What we have got to be very careful about is looking for all the reasons why the United States shouldn’t act. And there are plenty. We have heard them tonight. But, at some point, the United States, I believe, has a moral obligation to act.
And selling short the decision to make this attack, I think, in some respects, doesn’t take into account some very, very serious strategic minds that are at work right now. We have a secretary of defense, we have a chairman of the Joint Chiefs, and we have a national security adviser and a secretary of state who are very serious thinkers and strategic leaders.
And I think that they are advising the president about this strike, but I think there’s much more behind this in the context of a strategy that emerges ultimately from a policy.
JUDY WOODRUFF: Well …
GEN. JOHN ALLEN: And I think we need to take a moment and look for that articulation by the White House of what our policy is going to be and what that strategy will be.
JUDY WOODRUFF: And, as we wait for that, Andrew Bacevich, what do you see as the next step here, whether this was the right or the wrong move? What happens now?
COL. ANDREW J. BACEVICH: Well, I think the point’s been well made.

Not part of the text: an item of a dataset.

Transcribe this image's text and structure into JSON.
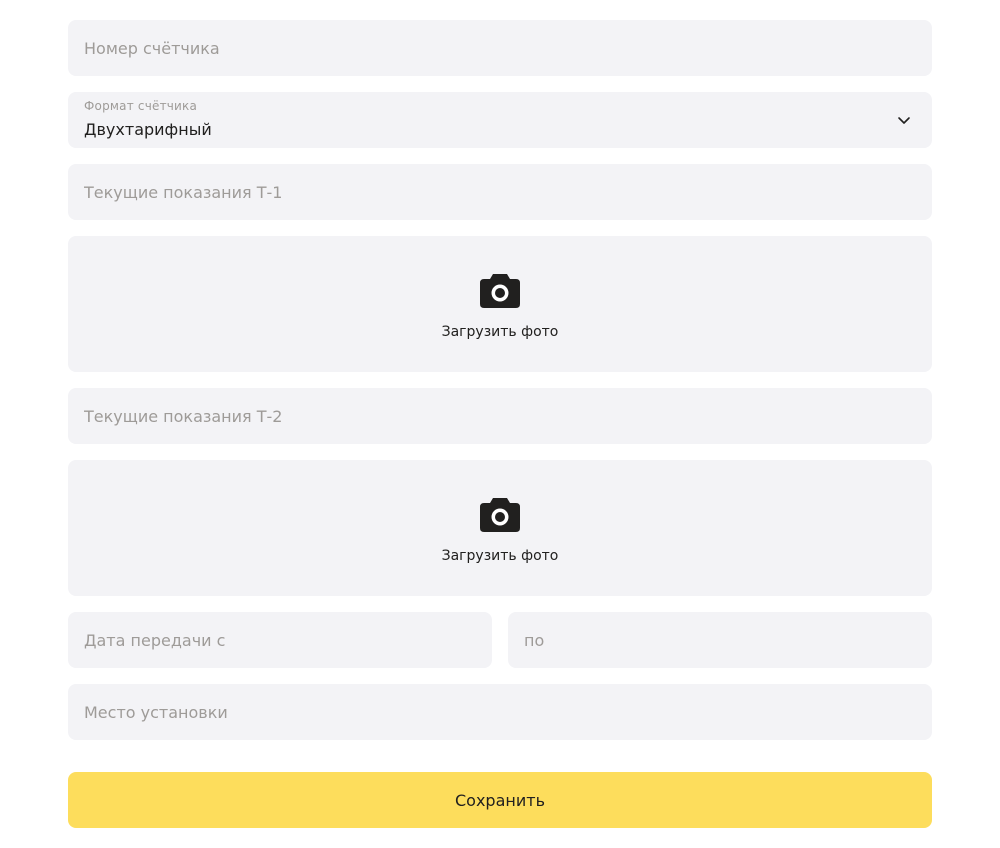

We have not heard anything that remotely resembles a strategy from this president or from this administration. We now have the president’s response to the first crisis that he has faced. And the response is one to opt for military force, which, of course, has become exceedingly routine in the way we approach the world.
But this conversation, I think, reveals the difficulty. We don’t know what is the context in which this decision was made. And I think we desperately need to hear that context, to hear some vision, to get a sense of strategy.

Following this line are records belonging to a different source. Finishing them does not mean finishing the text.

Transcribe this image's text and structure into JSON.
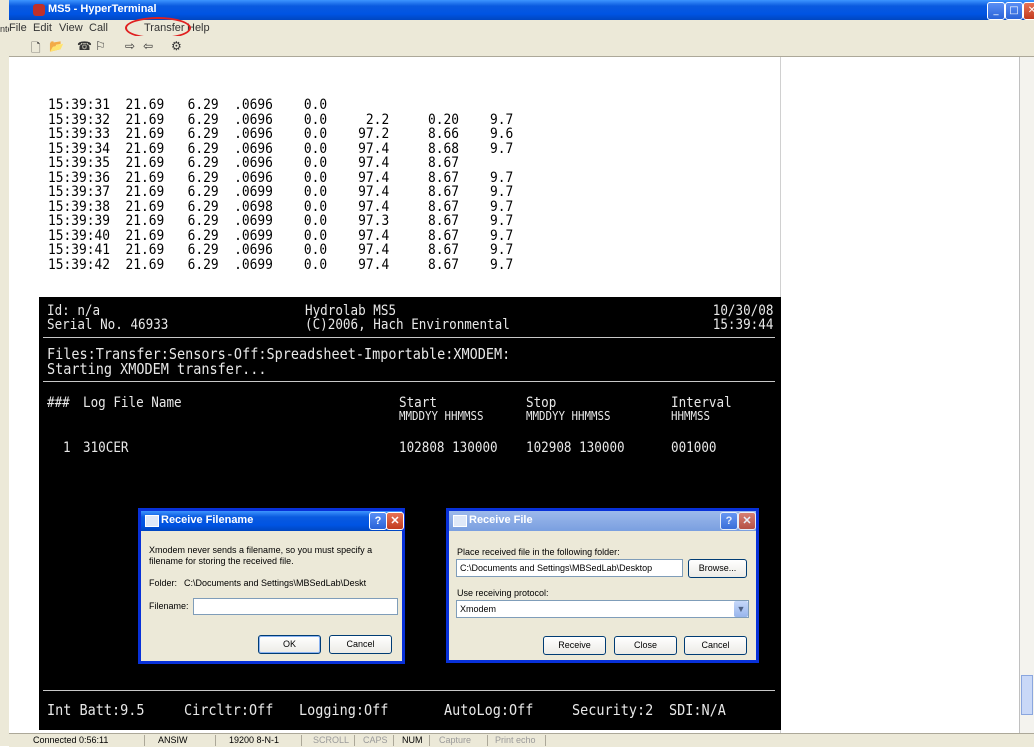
{
  "window": {
    "title": "MS5 - HyperTerminal",
    "left_stub_text": "nter",
    "controls": {
      "minimize": "_",
      "maximize": "□",
      "close": "✕"
    }
  },
  "menu": [
    "File",
    "Edit",
    "View",
    "Call",
    "Transfer",
    "Help"
  ],
  "toolbar_icons": [
    "new-icon",
    "open-icon",
    "disconnect-icon",
    "phone-icon",
    "send-icon",
    "receive-icon",
    "properties-icon"
  ],
  "terminal_lines": [
    "15:39:31  21.69   6.29  .0696    0.0",
    "15:39:32  21.69   6.29  .0696    0.0     2.2     0.20    9.7",
    "15:39:33  21.69   6.29  .0696    0.0    97.2     8.66    9.6",
    "15:39:34  21.69   6.29  .0696    0.0    97.4     8.68    9.7",
    "15:39:35  21.69   6.29  .0696    0.0    97.4     8.67",
    "15:39:36  21.69   6.29  .0696    0.0    97.4     8.67    9.7",
    "15:39:37  21.69   6.29  .0699    0.0    97.4     8.67    9.7",
    "15:39:38  21.69   6.29  .0698    0.0    97.4     8.67    9.7",
    "15:39:39  21.69   6.29  .0699    0.0    97.3     8.67    9.7",
    "15:39:40  21.69   6.29  .0699    0.0    97.4     8.67    9.7",
    "15:39:41  21.69   6.29  .0696    0.0    97.4     8.67    9.7",
    "15:39:42  21.69   6.29  .0699    0.0    97.4     8.67    9.7"
  ],
  "screen": {
    "id": "Id: n/a",
    "serial": "Serial No. 46933",
    "product": "Hydrolab MS5",
    "copyright": "(C)2006, Hach Environmental",
    "date": "10/30/08",
    "time": "15:39:44",
    "path": "Files:Transfer:Sensors-Off:Spreadsheet-Importable:XMODEM:",
    "status": "Starting XMODEM transfer...",
    "col_num": "###",
    "col_name": "Log File Name",
    "col_start": "Start",
    "col_start_sub": "MMDDYY HHMMSS",
    "col_stop": "Stop",
    "col_stop_sub": "MMDDYY HHMMSS",
    "col_interval": "Interval",
    "col_interval_sub": "HHMMSS",
    "row": {
      "num": "1",
      "name": "310CER",
      "start": "102808 130000",
      "stop": "102908 130000",
      "interval": "001000"
    },
    "footer": {
      "batt": "Int Batt:9.5",
      "circ": "Circltr:Off",
      "logging": "Logging:Off",
      "autolog": "AutoLog:Off",
      "security": "Security:2",
      "sdi": "SDI:N/A"
    }
  },
  "dialog_filename": {
    "title": "Receive Filename",
    "help": "?",
    "close": "✕",
    "message": "Xmodem never sends a filename, so you must specify a filename for storing the received file.",
    "folder_label": "Folder:",
    "folder_value": "C:\\Documents and Settings\\MBSedLab\\Deskt",
    "filename_label": "Filename:",
    "filename_value": "",
    "ok": "OK",
    "cancel": "Cancel"
  },
  "dialog_receive": {
    "title": "Receive File",
    "help": "?",
    "close": "✕",
    "folder_label": "Place received file in the following folder:",
    "folder_value": "C:\\Documents and Settings\\MBSedLab\\Desktop",
    "browse": "Browse...",
    "protocol_label": "Use receiving protocol:",
    "protocol_value": "Xmodem",
    "receive": "Receive",
    "close_btn": "Close",
    "cancel": "Cancel"
  },
  "statusbar": {
    "connected": "Connected 0:56:11",
    "emulation": "ANSIW",
    "settings": "19200 8-N-1",
    "scroll": "SCROLL",
    "caps": "CAPS",
    "num": "NUM",
    "capture": "Capture",
    "print": "Print echo"
  }
}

I’m not particularly encouraged by the fact that three out of the four people that General Allen just ticked off are generals. It strikes me that that is suggestive of a mind-set that is likely to opt for force as the preferred response to almost any situation.
JUDY WOODRUFF: Sarah Sewall, I’m going to ask you to comment on that, if you want to, but also to share with us, what do you think happens next? I mean, do we just wait and see whether Assad attacks again with chemical weapons? We know that there was a report today that jets — his jets took off and attacked a rebel base in Homs today.

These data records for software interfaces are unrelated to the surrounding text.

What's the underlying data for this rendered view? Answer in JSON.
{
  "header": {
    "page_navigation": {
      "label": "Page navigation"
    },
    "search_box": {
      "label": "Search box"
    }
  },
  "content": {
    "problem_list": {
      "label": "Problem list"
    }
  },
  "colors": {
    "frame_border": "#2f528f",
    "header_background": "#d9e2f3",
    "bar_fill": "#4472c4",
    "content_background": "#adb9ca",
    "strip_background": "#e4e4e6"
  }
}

SARAH SEWALL: Here’s my concern, Judy, that, in the absence of a clear world view and an articulated strategy, it’s very easy for individual uses of force and for high-minded rhetoric to begin to just escalate within its own echo chamber.
And so I think it’s really hard to predict where we’re going to go from here. It’s not comforting to me that this feels reflexive and improvisational, rather than really thought out and strategic.
Since I don’t know what the goal is, I don’t know where we’re likely to go next.
JUDY WOODRUFF: In just a few seconds, what about Colonel Bacevich’s point that this is mostly generals advising the president, retired generals?
SARAH SEWALL: I do think that, as a matter of foreign policy, it is essential that civilian leadership and diplomats balance the advice from military officials.
JUDY WOODRUFF: And in five seconds, General Allen, on that point?
GEN. JOHN ALLEN: Yes. I got to — I got something to say on this.
Generals know an awful lot about fighting. They also know a lot about the consequences of war. And I know these generals. And they’re going to give the president their best advice. And they understand American power.
And if we chose to use military force, it wasn’t because former generals forced the president into that option. These are great strategic thinkers who understand all about American power. And they fully understand the consequences of the use of military force.
So, I would be careful about assuming, because they are former generals, that they immediately went to a reflex to use military force.
JUDY WOODRUFF: We’re going to have to leave it there.
General John Allen, Colonel Andrew Bacevich, Sarah Sewall, we thank you.
GEN. JOHN ALLEN: Thanks, Judy.
COL. ANDREW J. BACEVICH: Thank you.